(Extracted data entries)
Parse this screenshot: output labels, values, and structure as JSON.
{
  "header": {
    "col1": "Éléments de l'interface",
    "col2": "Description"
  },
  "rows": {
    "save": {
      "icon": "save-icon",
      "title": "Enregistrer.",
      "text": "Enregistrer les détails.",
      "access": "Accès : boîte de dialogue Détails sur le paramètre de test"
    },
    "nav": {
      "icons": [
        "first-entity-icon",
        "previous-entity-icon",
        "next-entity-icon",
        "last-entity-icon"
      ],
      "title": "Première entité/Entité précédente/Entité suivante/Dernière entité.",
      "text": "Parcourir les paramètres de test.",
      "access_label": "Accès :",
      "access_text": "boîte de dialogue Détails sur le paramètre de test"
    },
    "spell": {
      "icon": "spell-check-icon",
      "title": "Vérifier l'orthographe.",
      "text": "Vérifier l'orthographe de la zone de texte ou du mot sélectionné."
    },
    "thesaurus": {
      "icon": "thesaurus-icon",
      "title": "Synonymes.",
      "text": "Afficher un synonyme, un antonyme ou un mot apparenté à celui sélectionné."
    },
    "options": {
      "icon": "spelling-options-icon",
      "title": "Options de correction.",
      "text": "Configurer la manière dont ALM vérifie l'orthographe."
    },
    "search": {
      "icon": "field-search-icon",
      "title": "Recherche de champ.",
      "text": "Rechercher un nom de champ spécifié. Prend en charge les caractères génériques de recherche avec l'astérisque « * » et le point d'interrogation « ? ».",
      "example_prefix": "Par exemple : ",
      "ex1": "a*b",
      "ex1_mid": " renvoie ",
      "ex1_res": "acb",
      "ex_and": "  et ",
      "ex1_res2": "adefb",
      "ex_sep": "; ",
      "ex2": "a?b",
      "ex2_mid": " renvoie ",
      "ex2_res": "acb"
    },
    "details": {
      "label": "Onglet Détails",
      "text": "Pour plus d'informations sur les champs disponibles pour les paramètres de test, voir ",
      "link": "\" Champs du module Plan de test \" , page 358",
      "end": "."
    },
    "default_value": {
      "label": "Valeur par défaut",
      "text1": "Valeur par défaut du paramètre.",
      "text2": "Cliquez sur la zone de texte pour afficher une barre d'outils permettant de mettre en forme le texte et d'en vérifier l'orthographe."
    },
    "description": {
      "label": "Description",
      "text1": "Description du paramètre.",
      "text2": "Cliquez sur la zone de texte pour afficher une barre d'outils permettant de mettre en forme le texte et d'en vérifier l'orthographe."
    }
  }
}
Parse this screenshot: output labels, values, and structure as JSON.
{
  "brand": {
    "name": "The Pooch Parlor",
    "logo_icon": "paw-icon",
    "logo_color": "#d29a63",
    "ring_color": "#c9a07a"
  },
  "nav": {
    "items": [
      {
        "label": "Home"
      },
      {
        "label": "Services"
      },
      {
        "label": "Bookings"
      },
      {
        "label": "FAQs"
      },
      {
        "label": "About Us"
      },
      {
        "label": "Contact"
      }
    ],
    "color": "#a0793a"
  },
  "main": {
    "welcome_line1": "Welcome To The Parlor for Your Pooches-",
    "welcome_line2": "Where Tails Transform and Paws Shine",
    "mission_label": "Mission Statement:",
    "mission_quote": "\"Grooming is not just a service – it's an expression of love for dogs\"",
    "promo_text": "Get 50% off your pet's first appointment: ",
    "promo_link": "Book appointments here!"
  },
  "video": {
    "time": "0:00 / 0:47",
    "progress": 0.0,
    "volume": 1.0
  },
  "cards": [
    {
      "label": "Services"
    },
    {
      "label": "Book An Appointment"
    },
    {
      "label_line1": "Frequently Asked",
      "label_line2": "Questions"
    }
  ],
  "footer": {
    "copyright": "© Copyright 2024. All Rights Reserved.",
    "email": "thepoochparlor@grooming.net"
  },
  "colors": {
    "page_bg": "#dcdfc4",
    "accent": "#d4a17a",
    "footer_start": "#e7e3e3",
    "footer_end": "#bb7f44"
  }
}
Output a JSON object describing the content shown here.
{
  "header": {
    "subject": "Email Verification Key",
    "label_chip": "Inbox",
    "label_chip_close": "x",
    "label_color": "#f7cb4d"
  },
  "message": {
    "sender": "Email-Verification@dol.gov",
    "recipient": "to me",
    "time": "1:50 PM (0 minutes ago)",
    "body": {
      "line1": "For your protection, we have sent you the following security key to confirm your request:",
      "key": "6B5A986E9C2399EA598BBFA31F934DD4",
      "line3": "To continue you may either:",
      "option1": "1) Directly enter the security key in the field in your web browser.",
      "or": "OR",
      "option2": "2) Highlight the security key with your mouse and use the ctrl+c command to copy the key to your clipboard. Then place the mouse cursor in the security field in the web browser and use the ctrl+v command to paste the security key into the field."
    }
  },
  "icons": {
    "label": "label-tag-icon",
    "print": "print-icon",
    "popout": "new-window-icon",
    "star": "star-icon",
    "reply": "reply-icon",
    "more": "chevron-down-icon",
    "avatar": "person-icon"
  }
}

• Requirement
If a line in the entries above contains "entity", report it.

• Answer to the problem
        "first-entity-icon",
        "previous-entity-icon",
        "next-entity-icon",
        "last-entity-icon"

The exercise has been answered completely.